I was mightily impressed by Smith's biography of John Marshall and have been looking forward to this biography's publication for quite some time. Conversely, I have always found the Ambrose biographies to be massively deficient in more ways than I can possibly count, so it was good to see a full-length biography which is not reliant on Ambrose's scholarship, so called. Is it definitive? I wouldn't go that far, but it represents a considerable improvement in the field and is definitely worth reading.
Smith takes something of a revisionist view in both the areas of Eisenhower's presidency and his role in World War II. Concerning the latter, Smith says as much in a footnote in Chapter 15, where he takes a shot at the Pogue school of thought (which "treated Eisenhower & Marshall as demigods"). Smith skillfully portrays a coalition which somehow, in spite of itself, managed to stumble towards victory with Eisenhower at the helm. Smith is unsparing in his portrayal of Eisenhower as a less than competent ground commander; the chapters dealing with North Africa & the month following the Normandy invasion are not exactly flattering. Eisenhower mismanaged the North African invasion almost from the very start, and prevailed over the Germans only by sheer force of numbers and materiel, rather than superior strategy. Similarly, Eisenhower's failure to press the advantage in France after D-Day resulted in the war in Europe being extended by nearly half a year, and his tactics allowed Germany enough time to regroup and launch its counteroffensive in the Ardennes (although once this was underway, Smith observes, Ike was one of the few command level officers to not to panic).Read more ›

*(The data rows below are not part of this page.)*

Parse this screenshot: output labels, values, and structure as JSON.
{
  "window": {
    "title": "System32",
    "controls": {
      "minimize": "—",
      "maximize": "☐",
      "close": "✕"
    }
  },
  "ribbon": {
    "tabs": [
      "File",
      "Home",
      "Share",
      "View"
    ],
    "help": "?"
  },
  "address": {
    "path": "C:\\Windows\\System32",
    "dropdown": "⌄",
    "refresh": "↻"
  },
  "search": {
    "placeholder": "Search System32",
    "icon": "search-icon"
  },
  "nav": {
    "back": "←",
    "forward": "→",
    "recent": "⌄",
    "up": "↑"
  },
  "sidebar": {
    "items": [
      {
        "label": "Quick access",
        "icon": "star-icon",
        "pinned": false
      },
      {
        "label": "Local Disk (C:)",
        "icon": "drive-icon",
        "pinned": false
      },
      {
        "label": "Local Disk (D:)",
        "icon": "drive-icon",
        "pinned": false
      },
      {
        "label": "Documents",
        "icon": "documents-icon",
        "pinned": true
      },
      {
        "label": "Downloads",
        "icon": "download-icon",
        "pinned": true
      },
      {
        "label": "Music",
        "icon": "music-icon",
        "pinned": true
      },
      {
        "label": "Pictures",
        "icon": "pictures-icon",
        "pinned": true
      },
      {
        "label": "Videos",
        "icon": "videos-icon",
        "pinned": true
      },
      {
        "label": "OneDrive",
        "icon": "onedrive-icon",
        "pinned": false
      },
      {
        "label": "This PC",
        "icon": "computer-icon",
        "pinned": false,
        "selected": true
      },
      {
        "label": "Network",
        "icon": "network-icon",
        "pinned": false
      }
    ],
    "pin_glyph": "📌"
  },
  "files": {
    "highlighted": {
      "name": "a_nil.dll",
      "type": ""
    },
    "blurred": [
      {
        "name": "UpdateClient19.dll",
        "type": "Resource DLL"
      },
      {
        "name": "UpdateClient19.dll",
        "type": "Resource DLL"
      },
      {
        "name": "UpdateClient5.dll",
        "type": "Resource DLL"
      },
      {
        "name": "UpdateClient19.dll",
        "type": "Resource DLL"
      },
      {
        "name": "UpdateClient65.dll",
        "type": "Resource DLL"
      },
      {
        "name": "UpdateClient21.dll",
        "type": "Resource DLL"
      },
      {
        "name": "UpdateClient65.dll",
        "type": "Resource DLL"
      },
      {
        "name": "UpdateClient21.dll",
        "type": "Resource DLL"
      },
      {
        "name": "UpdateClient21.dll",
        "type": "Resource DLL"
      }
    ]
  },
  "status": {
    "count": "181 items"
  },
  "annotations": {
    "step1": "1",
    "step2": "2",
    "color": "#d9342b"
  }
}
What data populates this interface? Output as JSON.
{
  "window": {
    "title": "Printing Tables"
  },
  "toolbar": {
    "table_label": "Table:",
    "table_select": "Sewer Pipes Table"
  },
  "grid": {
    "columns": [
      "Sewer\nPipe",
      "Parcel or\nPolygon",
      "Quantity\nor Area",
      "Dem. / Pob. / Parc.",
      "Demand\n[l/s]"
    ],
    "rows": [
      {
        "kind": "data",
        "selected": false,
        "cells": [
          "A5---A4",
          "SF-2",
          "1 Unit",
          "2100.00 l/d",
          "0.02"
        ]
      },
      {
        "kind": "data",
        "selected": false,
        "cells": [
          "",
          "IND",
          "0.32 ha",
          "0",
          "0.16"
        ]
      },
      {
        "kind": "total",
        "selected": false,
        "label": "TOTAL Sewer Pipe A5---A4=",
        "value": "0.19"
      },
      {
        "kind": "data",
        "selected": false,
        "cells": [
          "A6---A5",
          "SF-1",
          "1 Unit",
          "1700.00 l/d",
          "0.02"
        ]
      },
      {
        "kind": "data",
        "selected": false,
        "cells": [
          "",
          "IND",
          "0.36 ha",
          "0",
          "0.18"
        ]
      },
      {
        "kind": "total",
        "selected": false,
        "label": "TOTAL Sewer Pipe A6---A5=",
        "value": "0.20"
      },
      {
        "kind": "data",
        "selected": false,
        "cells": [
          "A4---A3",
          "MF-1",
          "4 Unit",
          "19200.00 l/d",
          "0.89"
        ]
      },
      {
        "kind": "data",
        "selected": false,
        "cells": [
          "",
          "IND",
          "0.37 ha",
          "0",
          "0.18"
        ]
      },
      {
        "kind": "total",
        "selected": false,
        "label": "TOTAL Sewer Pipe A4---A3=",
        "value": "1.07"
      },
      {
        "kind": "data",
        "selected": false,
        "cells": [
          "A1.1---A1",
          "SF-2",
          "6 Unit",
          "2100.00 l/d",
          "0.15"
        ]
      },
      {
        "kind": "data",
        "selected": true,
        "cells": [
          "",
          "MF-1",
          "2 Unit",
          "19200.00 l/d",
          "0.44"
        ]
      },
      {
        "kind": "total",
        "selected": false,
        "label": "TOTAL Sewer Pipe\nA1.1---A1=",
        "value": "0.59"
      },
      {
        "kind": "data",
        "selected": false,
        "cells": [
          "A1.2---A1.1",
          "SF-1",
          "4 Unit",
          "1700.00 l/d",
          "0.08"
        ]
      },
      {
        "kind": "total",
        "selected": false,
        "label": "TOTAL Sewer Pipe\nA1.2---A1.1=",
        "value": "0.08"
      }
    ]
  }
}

Dwight David Eisenhower (1890 -- 1969) served as the 34th President of the United States (1953 -- 1961) following his career as the Supreme Commander of the Allied forces during WW II. His presidency and his generalship have been the subject of varied assessments over the years. I was a child in the 1950s and my first memories of a president are of Eisenhower. To many younger Americans, he may remain an obscure historical figure. Jean Edward Smith's new large biography, "Eisenhower in War and Peace" (2012) is an extraordinarily detailed study of Ike's public and private life. Smith is senior scholar in the history department at Columbia University, where Eisenhower served briefly as president. He has written extensively on American history, including biographies of FDR, Ulysses Grant, and John Marshall.

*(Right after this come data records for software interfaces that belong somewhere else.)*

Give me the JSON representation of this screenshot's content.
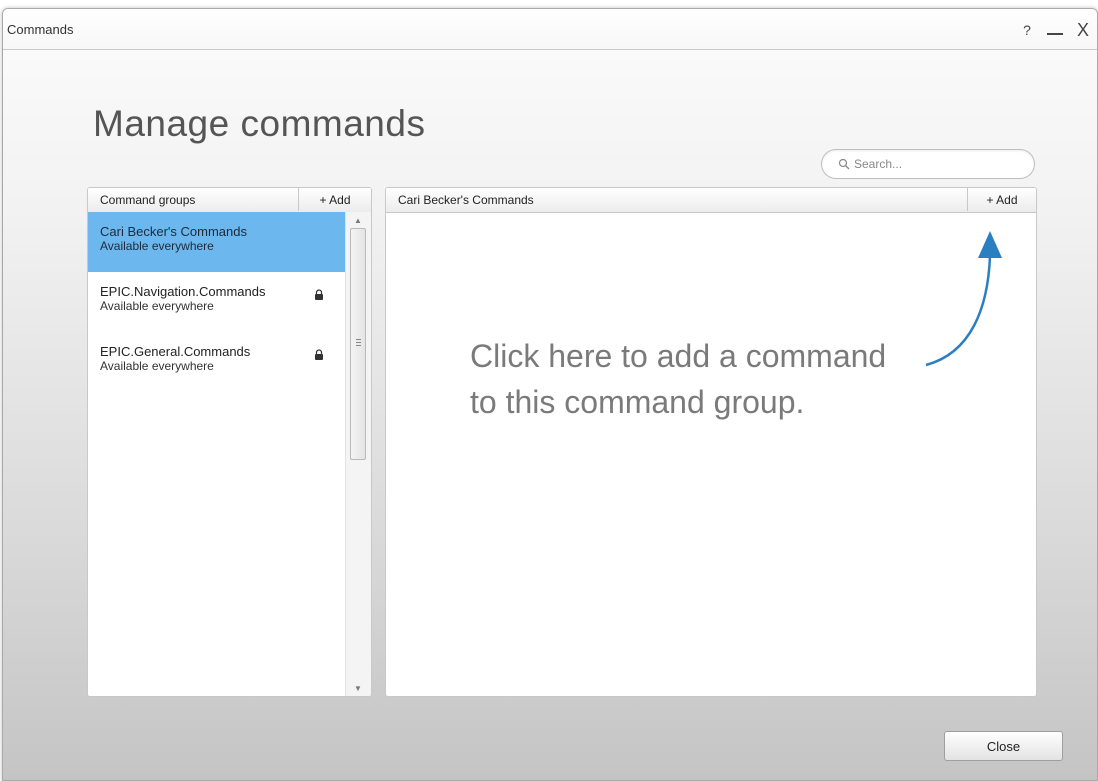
{
  "window": {
    "title": "Commands",
    "help_label": "?",
    "close_label": "X"
  },
  "page_title": "Manage commands",
  "search": {
    "placeholder": "Search..."
  },
  "groups_panel": {
    "header": "Command groups",
    "add_label": "+ Add",
    "items": [
      {
        "name": "Cari Becker's Commands",
        "subtitle": "Available everywhere",
        "selected": true,
        "locked": false
      },
      {
        "name": "EPIC.Navigation.Commands",
        "subtitle": "Available everywhere",
        "selected": false,
        "locked": true
      },
      {
        "name": "EPIC.General.Commands",
        "subtitle": "Available everywhere",
        "selected": false,
        "locked": true
      }
    ]
  },
  "commands_panel": {
    "header": "Cari Becker's Commands",
    "add_label": "+ Add",
    "hint_line1": "Click here to add a command",
    "hint_line2": "to this command group."
  },
  "footer": {
    "close_label": "Close"
  },
  "colors": {
    "selection": "#6bb7ee",
    "arrow": "#2a7fc0"
  },
  "icons": {
    "search": "search-icon",
    "lock": "lock-icon",
    "arrow": "curved-arrow-icon"
  }
}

Although the book consists of over 760 pages of text and an additional 150 pages of notes and bibliography, the narrative flow of the story is absorbing. Smith recounts complex military and political history in a way that is both understandable and entertaining. His writing style, unbiased presentation, and detailed documentation made me inclined to trust his judgment. Throughout the study, Smith draws useful parallels between Eisenhower and other American military and political leaders. In particular, Smith often compares and contrasts Eisenhower with Ulysees Grant in terms of decisiveness, relationship to subordinates, and military accomplishments. The most telling parallel lies in writing and in ability to communicate. Although not having the gift for words that Grant displayed in his Memoirs, Eisenhower was an excellent, clear writer, especially of his own war memoirs, and, when he wished to be, a skilled eloquent speaker.Read more ›